## Data supplied

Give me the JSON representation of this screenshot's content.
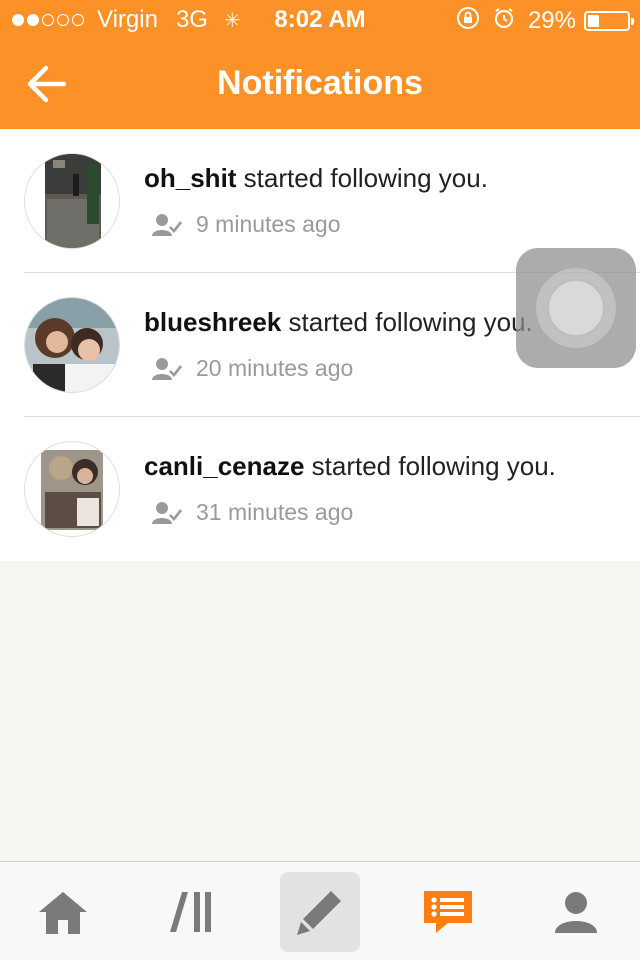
{
  "status_bar": {
    "carrier": "Virgin",
    "network": "3G",
    "time": "8:02 AM",
    "battery": "29%",
    "battery_level": 0.29,
    "signal_bars_filled": 2,
    "signal_bars_total": 5
  },
  "header": {
    "title": "Notifications",
    "back_icon": "arrow-left-icon"
  },
  "notifications": [
    {
      "username": "oh_shit",
      "action": " started following you.",
      "time": "9 minutes ago",
      "icon": "user-check-icon"
    },
    {
      "username": "blueshreek",
      "action": " started following you.",
      "time": "20 minutes ago",
      "icon": "user-check-icon"
    },
    {
      "username": "canli_cenaze",
      "action": " started following you.",
      "time": "31 minutes ago",
      "icon": "user-check-icon"
    }
  ],
  "tab_bar": {
    "tabs": [
      {
        "icon": "home-icon"
      },
      {
        "icon": "library-icon"
      },
      {
        "icon": "compose-icon"
      },
      {
        "icon": "notifications-icon"
      },
      {
        "icon": "profile-icon"
      }
    ]
  },
  "colors": {
    "brand": "#fc9127",
    "tab_icon": "#7a7a7a",
    "tab_active": "#fc7e12"
  }
}
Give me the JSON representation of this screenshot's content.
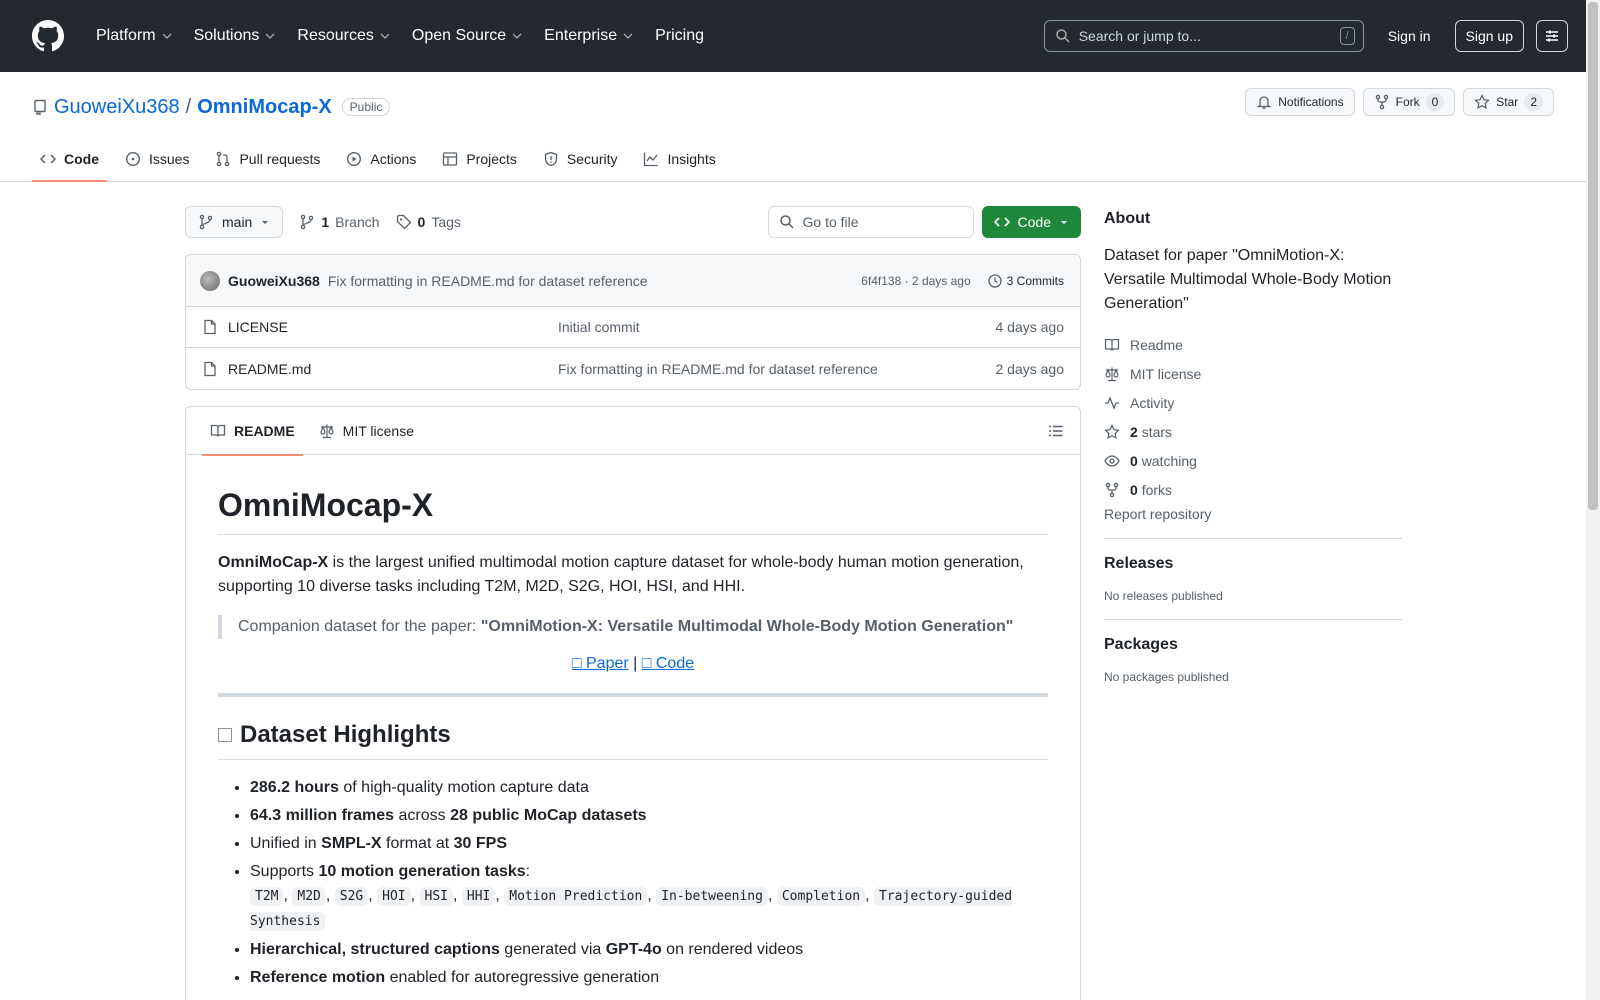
{
  "header": {
    "nav": [
      "Platform",
      "Solutions",
      "Resources",
      "Open Source",
      "Enterprise",
      "Pricing"
    ],
    "search_placeholder": "Search or jump to...",
    "search_shortcut": "/",
    "signin": "Sign in",
    "signup": "Sign up"
  },
  "repo": {
    "owner": "GuoweiXu368",
    "sep": "/",
    "name": "OmniMocap-X",
    "visibility": "Public",
    "notifications": "Notifications",
    "fork_label": "Fork",
    "fork_count": "0",
    "star_label": "Star",
    "star_count": "2",
    "tabs": [
      "Code",
      "Issues",
      "Pull requests",
      "Actions",
      "Projects",
      "Security",
      "Insights"
    ]
  },
  "toolbar": {
    "branch": "main",
    "branch_count": "1",
    "branch_label": "Branch",
    "tag_count": "0",
    "tag_label": "Tags",
    "goto_placeholder": "Go to file",
    "code_button": "Code"
  },
  "commit": {
    "author": "GuoweiXu368",
    "message": "Fix formatting in README.md for dataset reference",
    "hash_time": "6f4f138 · 2 days ago",
    "commits": "3 Commits"
  },
  "files": [
    {
      "name": "LICENSE",
      "message": "Initial commit",
      "date": "4 days ago"
    },
    {
      "name": "README.md",
      "message": "Fix formatting in README.md for dataset reference",
      "date": "2 days ago"
    }
  ],
  "readme": {
    "tab_readme": "README",
    "tab_license": "MIT license",
    "title": "OmniMocap-X",
    "intro_bold": "OmniMoCap-X",
    "intro_rest": " is the largest unified multimodal motion capture dataset for whole-body human motion generation, supporting 10 diverse tasks including T2M, M2D, S2G, HOI, HSI, and HHI.",
    "quote_prefix": "Companion dataset for the paper: ",
    "quote_bold": "\"OmniMotion-X: Versatile Multimodal Whole-Body Motion Generation\"",
    "link_paper": "□ Paper",
    "link_sep": " | ",
    "link_code": "□ Code",
    "highlights_title": "Dataset Highlights",
    "h1_b": "286.2 hours",
    "h1_r": " of high-quality motion capture data",
    "h2_b1": "64.3 million frames",
    "h2_m": " across ",
    "h2_b2": "28 public MoCap datasets",
    "h3_p": "Unified in ",
    "h3_b1": "SMPL-X",
    "h3_m": " format at ",
    "h3_b2": "30 FPS",
    "h4_p": "Supports ",
    "h4_b": "10 motion generation tasks",
    "h4_s": ":",
    "tasks": [
      "T2M",
      "M2D",
      "S2G",
      "HOI",
      "HSI",
      "HHI",
      "Motion Prediction",
      "In-betweening",
      "Completion",
      "Trajectory-guided Synthesis"
    ],
    "h5_b1": "Hierarchical, structured captions",
    "h5_m": " generated via ",
    "h5_b2": "GPT-4o",
    "h5_r": " on rendered videos",
    "h6_b": "Reference motion",
    "h6_r": " enabled for autoregressive generation"
  },
  "sidebar": {
    "about_title": "About",
    "about_desc": "Dataset for paper \"OmniMotion-X: Versatile Multimodal Whole-Body Motion Generation\"",
    "readme": "Readme",
    "license": "MIT license",
    "activity": "Activity",
    "stars_n": "2",
    "stars": "stars",
    "watching_n": "0",
    "watching": "watching",
    "forks_n": "0",
    "forks": "forks",
    "report": "Report repository",
    "releases_title": "Releases",
    "releases_none": "No releases published",
    "packages_title": "Packages",
    "packages_none": "No packages published"
  }
}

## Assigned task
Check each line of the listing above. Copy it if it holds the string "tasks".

## Problem solution
    "intro_rest": " is the largest unified multimodal motion capture dataset for whole-body human motion generation, supporting 10 diverse tasks including T2M, M2D, S2G, HOI, HSI, and HHI.",
    "h4_b": "10 motion generation tasks",
    "tasks": [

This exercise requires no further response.